## Task prompt
Extract all lines that hold "this" from the records below.

====

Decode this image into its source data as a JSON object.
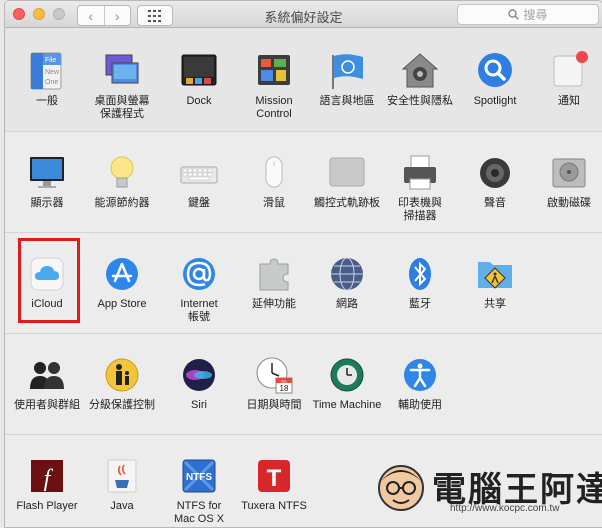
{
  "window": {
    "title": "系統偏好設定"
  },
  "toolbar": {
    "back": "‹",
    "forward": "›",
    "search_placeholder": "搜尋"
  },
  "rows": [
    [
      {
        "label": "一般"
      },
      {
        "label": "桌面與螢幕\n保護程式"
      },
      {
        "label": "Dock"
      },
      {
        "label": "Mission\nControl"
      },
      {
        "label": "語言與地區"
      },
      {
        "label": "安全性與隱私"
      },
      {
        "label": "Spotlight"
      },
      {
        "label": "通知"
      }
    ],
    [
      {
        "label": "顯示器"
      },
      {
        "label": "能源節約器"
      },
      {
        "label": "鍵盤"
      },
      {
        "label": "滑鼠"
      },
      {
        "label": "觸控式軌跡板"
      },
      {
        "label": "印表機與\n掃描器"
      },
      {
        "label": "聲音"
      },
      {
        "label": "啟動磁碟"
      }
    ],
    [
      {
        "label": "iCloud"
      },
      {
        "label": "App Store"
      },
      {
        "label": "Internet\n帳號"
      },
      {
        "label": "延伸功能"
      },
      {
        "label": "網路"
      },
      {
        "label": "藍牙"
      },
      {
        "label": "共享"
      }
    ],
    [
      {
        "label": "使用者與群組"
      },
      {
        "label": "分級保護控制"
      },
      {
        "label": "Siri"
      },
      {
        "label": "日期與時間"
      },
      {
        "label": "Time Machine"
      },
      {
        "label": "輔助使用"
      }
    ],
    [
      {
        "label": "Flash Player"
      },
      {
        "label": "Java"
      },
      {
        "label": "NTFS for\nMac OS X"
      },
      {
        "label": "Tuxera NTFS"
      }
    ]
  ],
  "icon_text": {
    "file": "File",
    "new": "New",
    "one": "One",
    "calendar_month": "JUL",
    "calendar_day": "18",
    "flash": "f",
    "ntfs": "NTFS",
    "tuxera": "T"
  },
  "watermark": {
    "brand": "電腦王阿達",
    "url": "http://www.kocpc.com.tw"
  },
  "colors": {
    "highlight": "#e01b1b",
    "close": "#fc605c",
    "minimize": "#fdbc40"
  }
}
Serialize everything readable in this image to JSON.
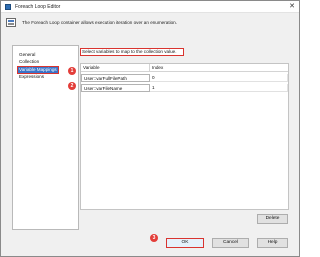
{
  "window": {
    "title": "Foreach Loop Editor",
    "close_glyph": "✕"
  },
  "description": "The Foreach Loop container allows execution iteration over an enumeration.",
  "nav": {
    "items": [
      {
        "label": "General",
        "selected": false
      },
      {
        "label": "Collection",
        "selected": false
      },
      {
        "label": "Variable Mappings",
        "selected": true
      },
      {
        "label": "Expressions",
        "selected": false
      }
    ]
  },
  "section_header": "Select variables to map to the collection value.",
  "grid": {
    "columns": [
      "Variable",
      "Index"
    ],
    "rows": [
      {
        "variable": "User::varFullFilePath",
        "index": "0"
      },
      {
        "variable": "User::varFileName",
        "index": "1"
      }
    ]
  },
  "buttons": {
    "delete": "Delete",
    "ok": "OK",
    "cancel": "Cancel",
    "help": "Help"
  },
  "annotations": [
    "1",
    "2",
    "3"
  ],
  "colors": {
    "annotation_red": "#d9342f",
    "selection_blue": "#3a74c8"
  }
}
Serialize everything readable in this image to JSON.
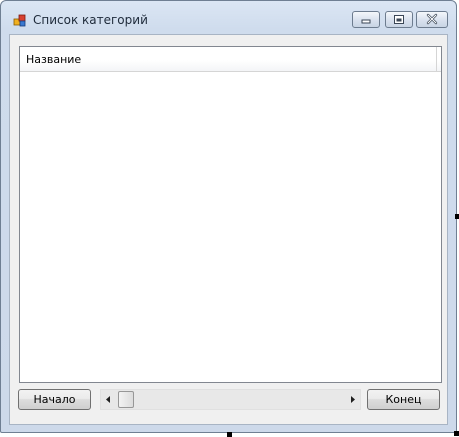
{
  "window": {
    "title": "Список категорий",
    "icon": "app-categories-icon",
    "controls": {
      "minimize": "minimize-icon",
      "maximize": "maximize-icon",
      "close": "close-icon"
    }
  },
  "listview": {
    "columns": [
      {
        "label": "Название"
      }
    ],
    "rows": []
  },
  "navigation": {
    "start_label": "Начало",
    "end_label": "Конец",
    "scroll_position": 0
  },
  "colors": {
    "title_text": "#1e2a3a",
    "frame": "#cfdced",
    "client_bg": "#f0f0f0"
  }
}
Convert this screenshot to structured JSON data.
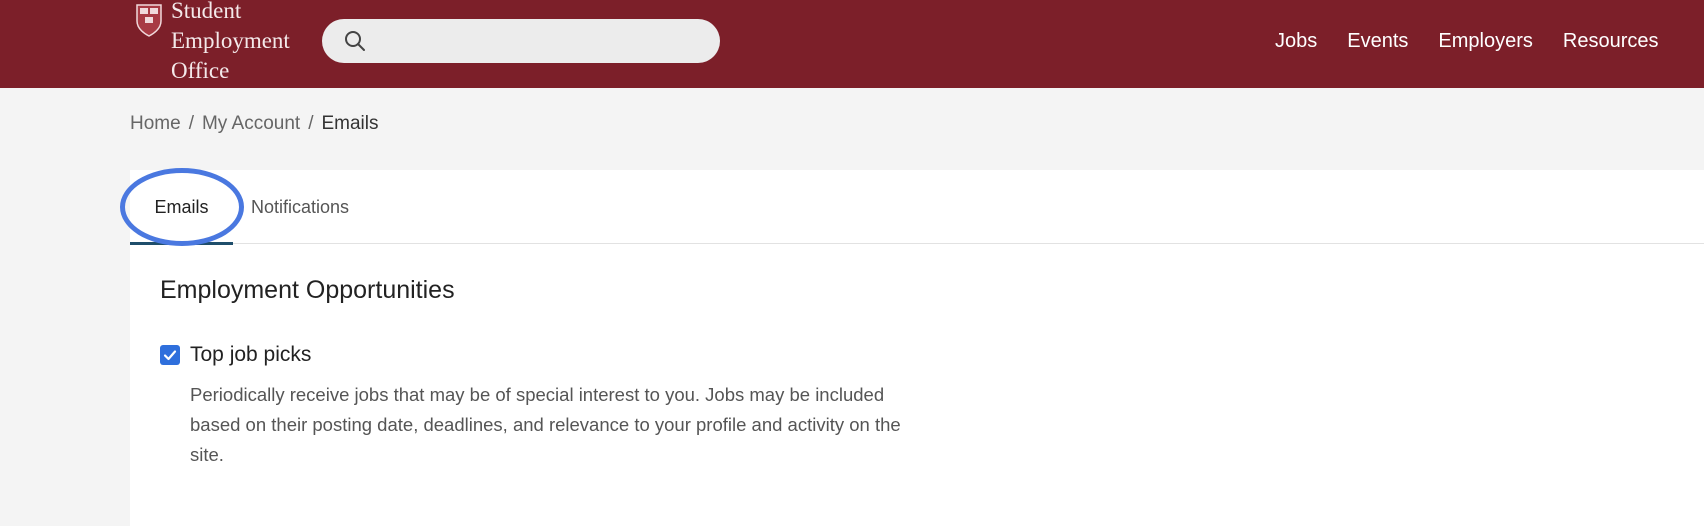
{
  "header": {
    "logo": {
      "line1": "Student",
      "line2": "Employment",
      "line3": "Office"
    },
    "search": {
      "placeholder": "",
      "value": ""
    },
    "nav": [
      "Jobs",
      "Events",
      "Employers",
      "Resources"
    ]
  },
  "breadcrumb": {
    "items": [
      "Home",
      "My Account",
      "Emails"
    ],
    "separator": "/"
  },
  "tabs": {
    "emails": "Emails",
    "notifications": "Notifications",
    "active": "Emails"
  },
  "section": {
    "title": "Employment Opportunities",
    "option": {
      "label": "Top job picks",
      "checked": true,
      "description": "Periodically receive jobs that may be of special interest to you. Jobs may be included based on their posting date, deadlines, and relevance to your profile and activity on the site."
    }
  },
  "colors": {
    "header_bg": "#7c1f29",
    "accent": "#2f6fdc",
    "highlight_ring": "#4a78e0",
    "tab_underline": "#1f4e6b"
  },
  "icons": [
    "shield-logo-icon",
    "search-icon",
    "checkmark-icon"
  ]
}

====

## Task response
Decode this image into its source data as a JSON object.
Serialize everything readable in this image to JSON.
Serialize everything readable in this image to JSON.
Convert this screenshot to structured JSON data.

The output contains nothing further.